The eHarmony Election will dispense with these preliminaries, providing Americans the leader who best represents them without asking that they spend each day of the two years prior to the actual election being told why. Best of all, there will be no need for expensive advertising spots, no need to kowtow to PACs for financial support, no need to spend money on anything at all. Even filling out the eHarmony questionnaire is free, which means there’s a billion dollars of savings that can be invested in something more substantial than a popularity contest.
Cynics will assert that the system is flawed, that any candidate could be coached to give answers that aren’t genuinely representative of their core self but are most likely to make them the winner. True, yet the same thing happens with the current system; speeches are custom-tailored for particular audiences in an effort to ingratiate the candidate to the crowd.
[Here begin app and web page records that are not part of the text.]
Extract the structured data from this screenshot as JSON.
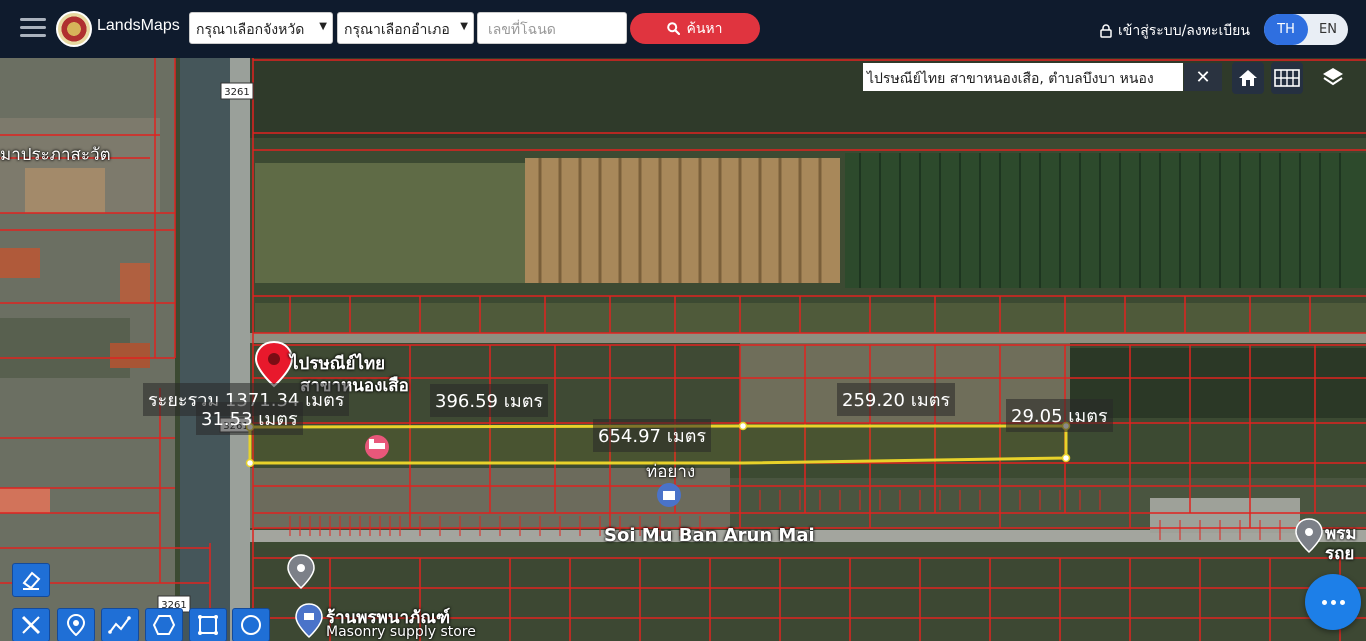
{
  "app": {
    "brand": "LandsMaps"
  },
  "header": {
    "province_select": "กรุณาเลือกจังหวัด",
    "district_select": "กรุณาเลือกอำเภอ",
    "deed_placeholder": "เลขที่โฉนด",
    "search_button": "ค้นหา",
    "login_label": "เข้าสู่ระบบ/ลงทะเบียน",
    "lang_th": "TH",
    "lang_en": "EN"
  },
  "map": {
    "search_result": "ไปรษณีย์ไทย สาขาหนองเสือ, ตำบลบึงบา หนอง",
    "road_labels": {
      "temple": "มาประภาสะวัต",
      "post_office": "ไปรษณีย์ไทย",
      "post_office_sub": "สาขาหนองเสือ",
      "road_name": "Soi Mu Ban Arun Mai",
      "place_1": "ท่อยาง",
      "shop": "ร้านพรพนาภัณฑ์",
      "shop_type": "Masonry supply store",
      "right_place": "พรม",
      "right_place_2": "รถย",
      "route_1": "3261",
      "route_2": "3261",
      "route_3": "3261"
    },
    "measurements": {
      "total": "ระยะรวม 1371.34 เมตร",
      "seg_left": "31.53 เมตร",
      "seg_top_1": "396.59 เมตร",
      "seg_top_2": "259.20 เมตร",
      "seg_right": "29.05 เมตร",
      "seg_bottom": "654.97 เมตร"
    },
    "controls": [
      "home-icon",
      "grid-icon",
      "layers-icon"
    ],
    "tools": [
      "eraser-icon",
      "ruler-icon",
      "pin-icon",
      "polyline-icon",
      "polygon-icon",
      "rectangle-icon",
      "circle-icon"
    ],
    "colors": {
      "parcel_line": "#e0231f",
      "measure_line": "#e8d22a",
      "accent_blue": "#1f6fd6",
      "search_red": "#e0343f"
    }
  }
}
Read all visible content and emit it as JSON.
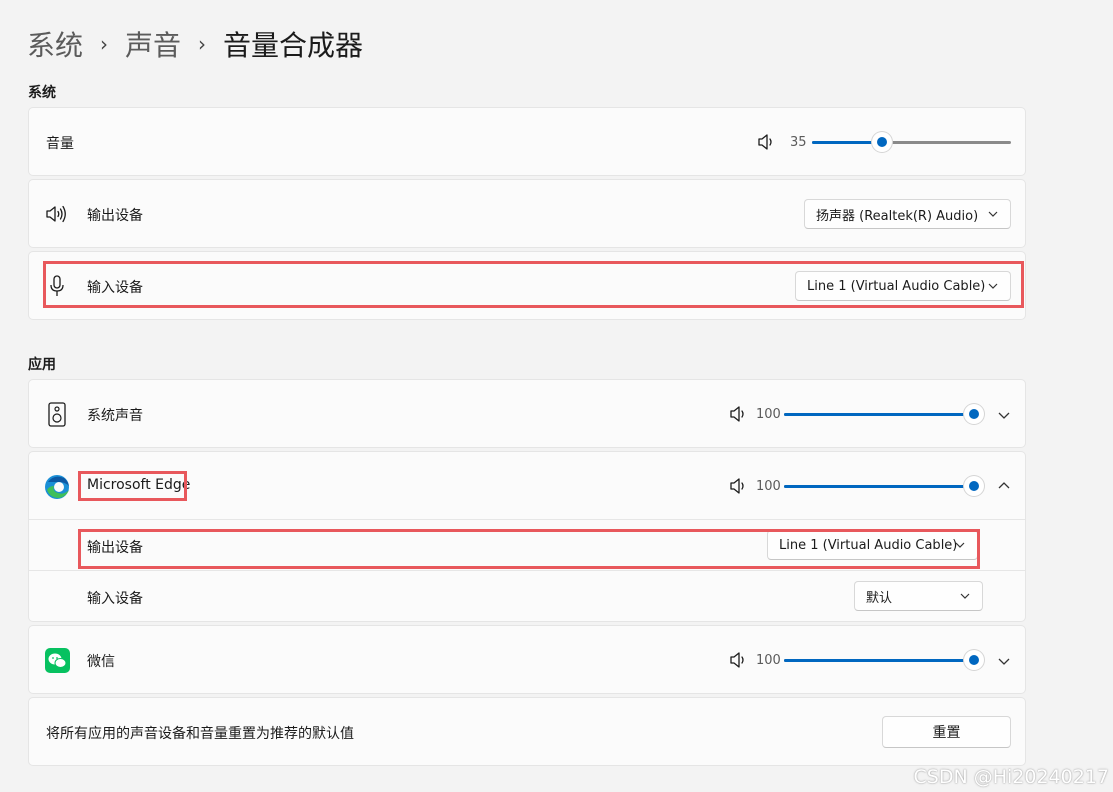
{
  "breadcrumb": {
    "items": [
      "系统",
      "声音"
    ],
    "current": "音量合成器",
    "separator": "›"
  },
  "system_section": {
    "title": "系统",
    "volume": {
      "label": "音量",
      "value": "35",
      "level": 0.35,
      "icon": "speaker-icon"
    },
    "output_device": {
      "label": "输出设备",
      "value": "扬声器 (Realtek(R) Audio)",
      "icon": "speaker-waves-icon"
    },
    "input_device": {
      "label": "输入设备",
      "value": "Line 1 (Virtual Audio Cable)",
      "icon": "microphone-icon"
    }
  },
  "apps_section": {
    "title": "应用",
    "system_sounds": {
      "label": "系统声音",
      "volume": "100",
      "level": 1.0,
      "icon": "speaker-box-icon"
    },
    "edge": {
      "label": "Microsoft Edge",
      "volume": "100",
      "level": 1.0,
      "icon": "edge-icon",
      "output_label": "输出设备",
      "output_value": "Line 1 (Virtual Audio Cable)",
      "input_label": "输入设备",
      "input_value": "默认"
    },
    "wechat": {
      "label": "微信",
      "volume": "100",
      "level": 1.0,
      "icon": "wechat-icon"
    }
  },
  "reset": {
    "text": "将所有应用的声音设备和音量重置为推荐的默认值",
    "button": "重置"
  },
  "watermark": "CSDN @Hi20240217",
  "colors": {
    "accent": "#0067c0",
    "highlight": "#e8585c",
    "background": "#f3f3f3",
    "card": "#fbfbfb"
  }
}
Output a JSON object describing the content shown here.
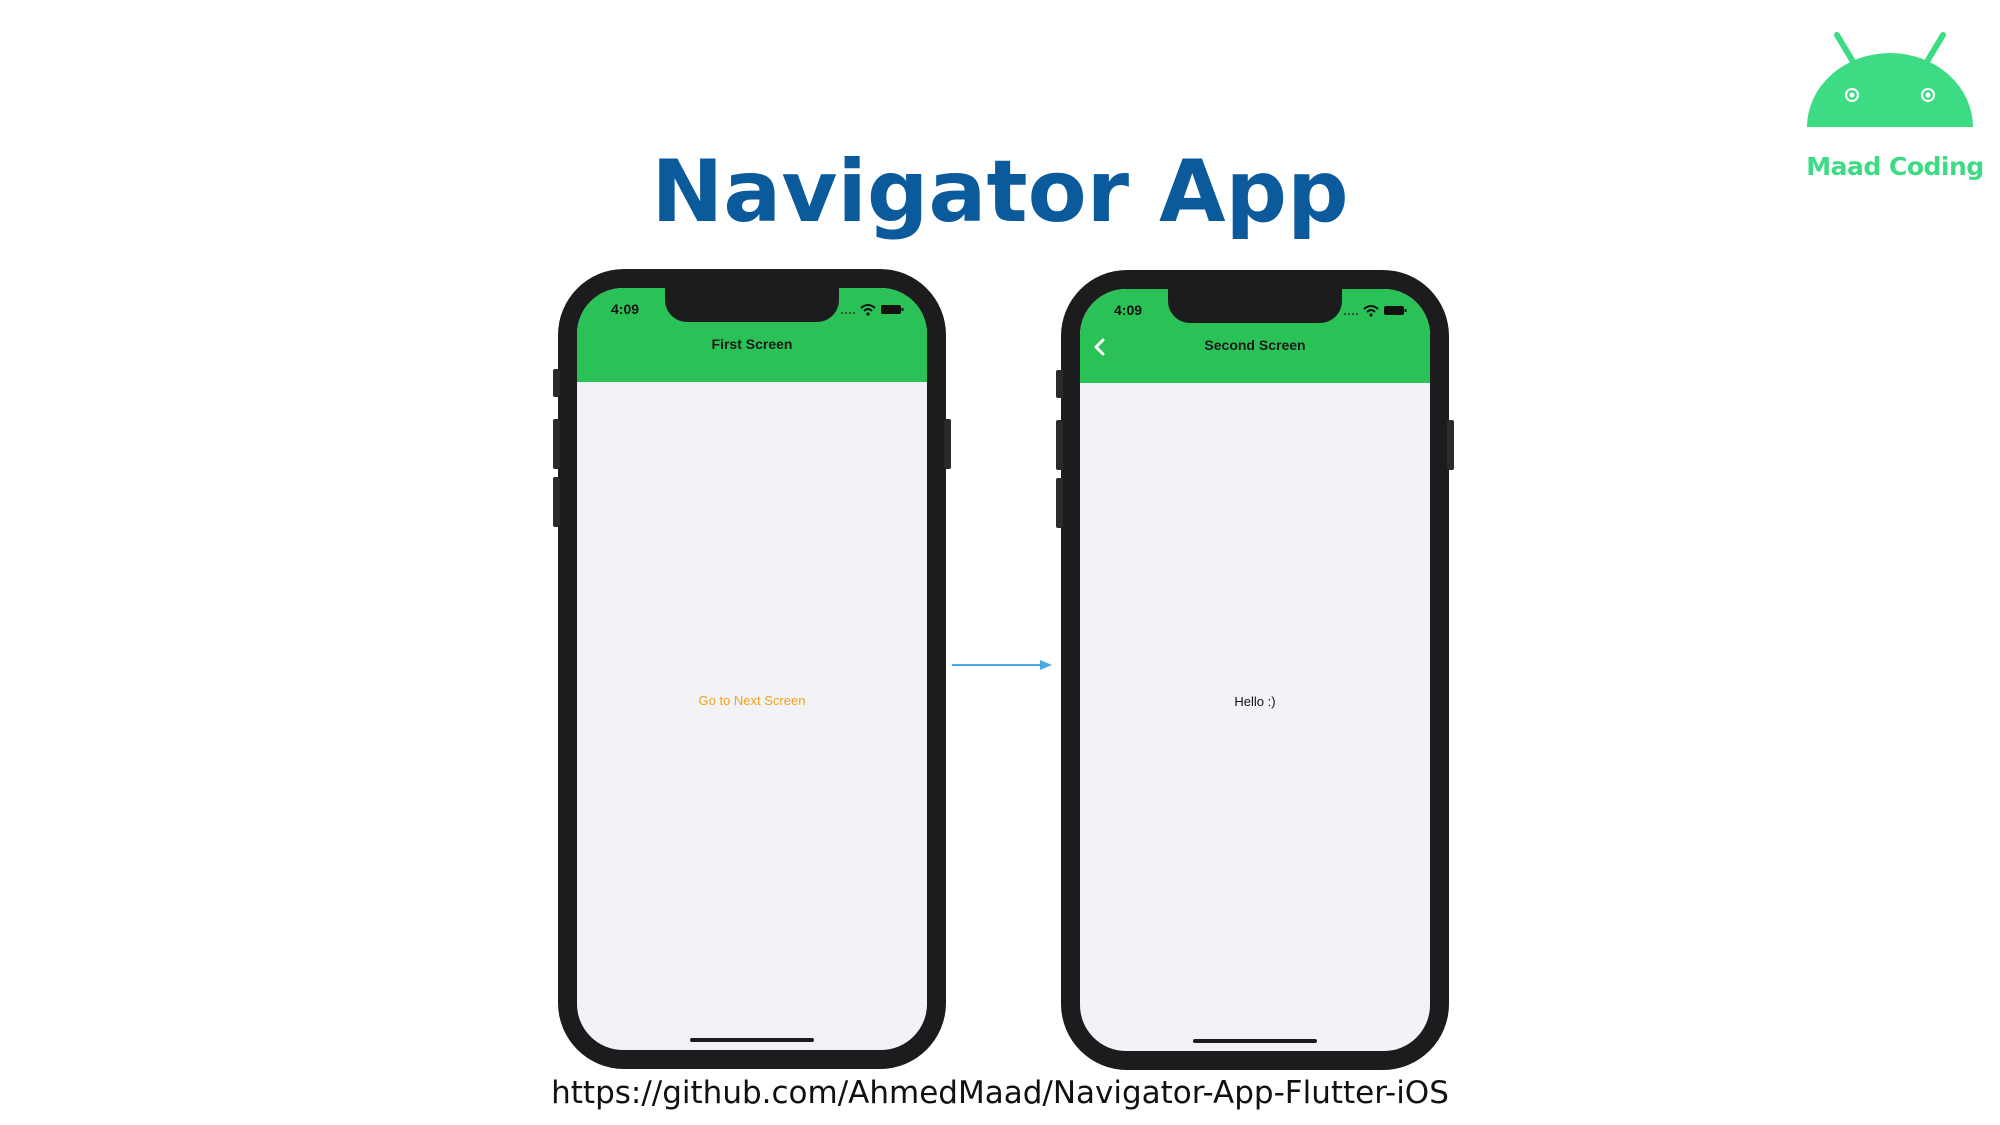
{
  "slide": {
    "title": "Navigator App",
    "url": "https://github.com/AhmedMaad/Navigator-App-Flutter-iOS"
  },
  "logo": {
    "text": "Maad Coding",
    "color": "#3ddc84",
    "icon": "android-robot-icon"
  },
  "colors": {
    "title": "#0b5a9b",
    "appbar": "#2ac256",
    "link": "#f0a21a",
    "arrow": "#4aa9e0"
  },
  "phones": {
    "first": {
      "time": "4:09",
      "appbar_title": "First Screen",
      "button_label": "Go to Next Screen"
    },
    "second": {
      "time": "4:09",
      "appbar_title": "Second Screen",
      "body_text": "Hello :)",
      "back_icon": "chevron-left-icon"
    }
  }
}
At least with the eHarmony Election, candidates will have to develop an actual sense of who “the crowd” really is. Detractors may also charge that just because a candidate’s values match those of America’s voters, that doesn’t mean they’re going to be a good leader; by that rationale, any inarticulate C-student who has helmed a corporation into bankruptcy could wind up being president.
Hmmm, maybe that is a problem.
Photo from CatholicPeople.com
// Marginal Utility
"The social-media companies have largely succeeded in persuading users of their platforms' neutrality. What we fail to see is that these new identities are no less contingent and dictated to us then the ones circumscribed by tradition; only now the constraints are imposed by for-profit companies in explicit service of gain.READ the article